Your assignment: Give the records again exactly as written. Leave out the pictures.

Information:
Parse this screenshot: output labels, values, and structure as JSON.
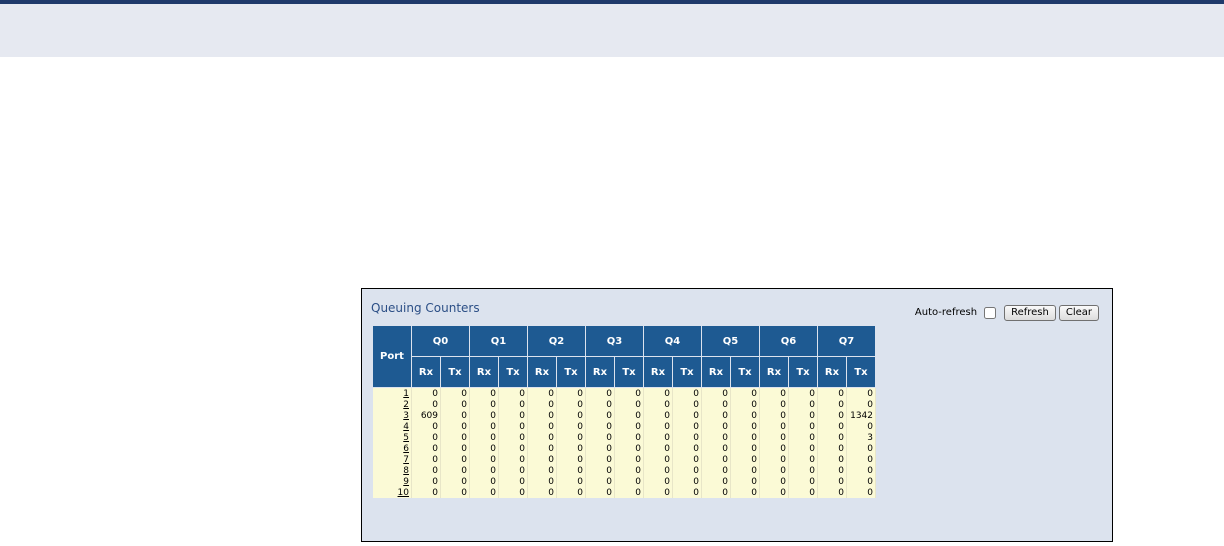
{
  "panel": {
    "title": "Queuing Counters",
    "auto_refresh_label": "Auto-refresh",
    "auto_refresh_checked": false,
    "refresh_label": "Refresh",
    "clear_label": "Clear"
  },
  "table": {
    "port_header": "Port",
    "queues": [
      "Q0",
      "Q1",
      "Q2",
      "Q3",
      "Q4",
      "Q5",
      "Q6",
      "Q7"
    ],
    "rx_label": "Rx",
    "tx_label": "Tx",
    "rows": [
      {
        "port": "1",
        "values": [
          "0",
          "0",
          "0",
          "0",
          "0",
          "0",
          "0",
          "0",
          "0",
          "0",
          "0",
          "0",
          "0",
          "0",
          "0",
          "0"
        ]
      },
      {
        "port": "2",
        "values": [
          "0",
          "0",
          "0",
          "0",
          "0",
          "0",
          "0",
          "0",
          "0",
          "0",
          "0",
          "0",
          "0",
          "0",
          "0",
          "0"
        ]
      },
      {
        "port": "3",
        "values": [
          "609",
          "0",
          "0",
          "0",
          "0",
          "0",
          "0",
          "0",
          "0",
          "0",
          "0",
          "0",
          "0",
          "0",
          "0",
          "1342"
        ]
      },
      {
        "port": "4",
        "values": [
          "0",
          "0",
          "0",
          "0",
          "0",
          "0",
          "0",
          "0",
          "0",
          "0",
          "0",
          "0",
          "0",
          "0",
          "0",
          "0"
        ]
      },
      {
        "port": "5",
        "values": [
          "0",
          "0",
          "0",
          "0",
          "0",
          "0",
          "0",
          "0",
          "0",
          "0",
          "0",
          "0",
          "0",
          "0",
          "0",
          "3"
        ]
      },
      {
        "port": "6",
        "values": [
          "0",
          "0",
          "0",
          "0",
          "0",
          "0",
          "0",
          "0",
          "0",
          "0",
          "0",
          "0",
          "0",
          "0",
          "0",
          "0"
        ]
      },
      {
        "port": "7",
        "values": [
          "0",
          "0",
          "0",
          "0",
          "0",
          "0",
          "0",
          "0",
          "0",
          "0",
          "0",
          "0",
          "0",
          "0",
          "0",
          "0"
        ]
      },
      {
        "port": "8",
        "values": [
          "0",
          "0",
          "0",
          "0",
          "0",
          "0",
          "0",
          "0",
          "0",
          "0",
          "0",
          "0",
          "0",
          "0",
          "0",
          "0"
        ]
      },
      {
        "port": "9",
        "values": [
          "0",
          "0",
          "0",
          "0",
          "0",
          "0",
          "0",
          "0",
          "0",
          "0",
          "0",
          "0",
          "0",
          "0",
          "0",
          "0"
        ]
      },
      {
        "port": "10",
        "values": [
          "0",
          "0",
          "0",
          "0",
          "0",
          "0",
          "0",
          "0",
          "0",
          "0",
          "0",
          "0",
          "0",
          "0",
          "0",
          "0"
        ]
      }
    ]
  }
}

Answer area:
Parse this screenshot: output labels, values, and structure as JSON.
{
  "panel": {
    "title": "Queuing Counters",
    "auto_refresh_label": "Auto-refresh",
    "auto_refresh_checked": false,
    "refresh_label": "Refresh",
    "clear_label": "Clear"
  },
  "table": {
    "port_header": "Port",
    "queues": [
      "Q0",
      "Q1",
      "Q2",
      "Q3",
      "Q4",
      "Q5",
      "Q6",
      "Q7"
    ],
    "rx_label": "Rx",
    "tx_label": "Tx",
    "rows": [
      {
        "port": "1",
        "values": [
          "0",
          "0",
          "0",
          "0",
          "0",
          "0",
          "0",
          "0",
          "0",
          "0",
          "0",
          "0",
          "0",
          "0",
          "0",
          "0"
        ]
      },
      {
        "port": "2",
        "values": [
          "0",
          "0",
          "0",
          "0",
          "0",
          "0",
          "0",
          "0",
          "0",
          "0",
          "0",
          "0",
          "0",
          "0",
          "0",
          "0"
        ]
      },
      {
        "port": "3",
        "values": [
          "609",
          "0",
          "0",
          "0",
          "0",
          "0",
          "0",
          "0",
          "0",
          "0",
          "0",
          "0",
          "0",
          "0",
          "0",
          "1342"
        ]
      },
      {
        "port": "4",
        "values": [
          "0",
          "0",
          "0",
          "0",
          "0",
          "0",
          "0",
          "0",
          "0",
          "0",
          "0",
          "0",
          "0",
          "0",
          "0",
          "0"
        ]
      },
      {
        "port": "5",
        "values": [
          "0",
          "0",
          "0",
          "0",
          "0",
          "0",
          "0",
          "0",
          "0",
          "0",
          "0",
          "0",
          "0",
          "0",
          "0",
          "3"
        ]
      },
      {
        "port": "6",
        "values": [
          "0",
          "0",
          "0",
          "0",
          "0",
          "0",
          "0",
          "0",
          "0",
          "0",
          "0",
          "0",
          "0",
          "0",
          "0",
          "0"
        ]
      },
      {
        "port": "7",
        "values": [
          "0",
          "0",
          "0",
          "0",
          "0",
          "0",
          "0",
          "0",
          "0",
          "0",
          "0",
          "0",
          "0",
          "0",
          "0",
          "0"
        ]
      },
      {
        "port": "8",
        "values": [
          "0",
          "0",
          "0",
          "0",
          "0",
          "0",
          "0",
          "0",
          "0",
          "0",
          "0",
          "0",
          "0",
          "0",
          "0",
          "0"
        ]
      },
      {
        "port": "9",
        "values": [
          "0",
          "0",
          "0",
          "0",
          "0",
          "0",
          "0",
          "0",
          "0",
          "0",
          "0",
          "0",
          "0",
          "0",
          "0",
          "0"
        ]
      },
      {
        "port": "10",
        "values": [
          "0",
          "0",
          "0",
          "0",
          "0",
          "0",
          "0",
          "0",
          "0",
          "0",
          "0",
          "0",
          "0",
          "0",
          "0",
          "0"
        ]
      }
    ]
  }
}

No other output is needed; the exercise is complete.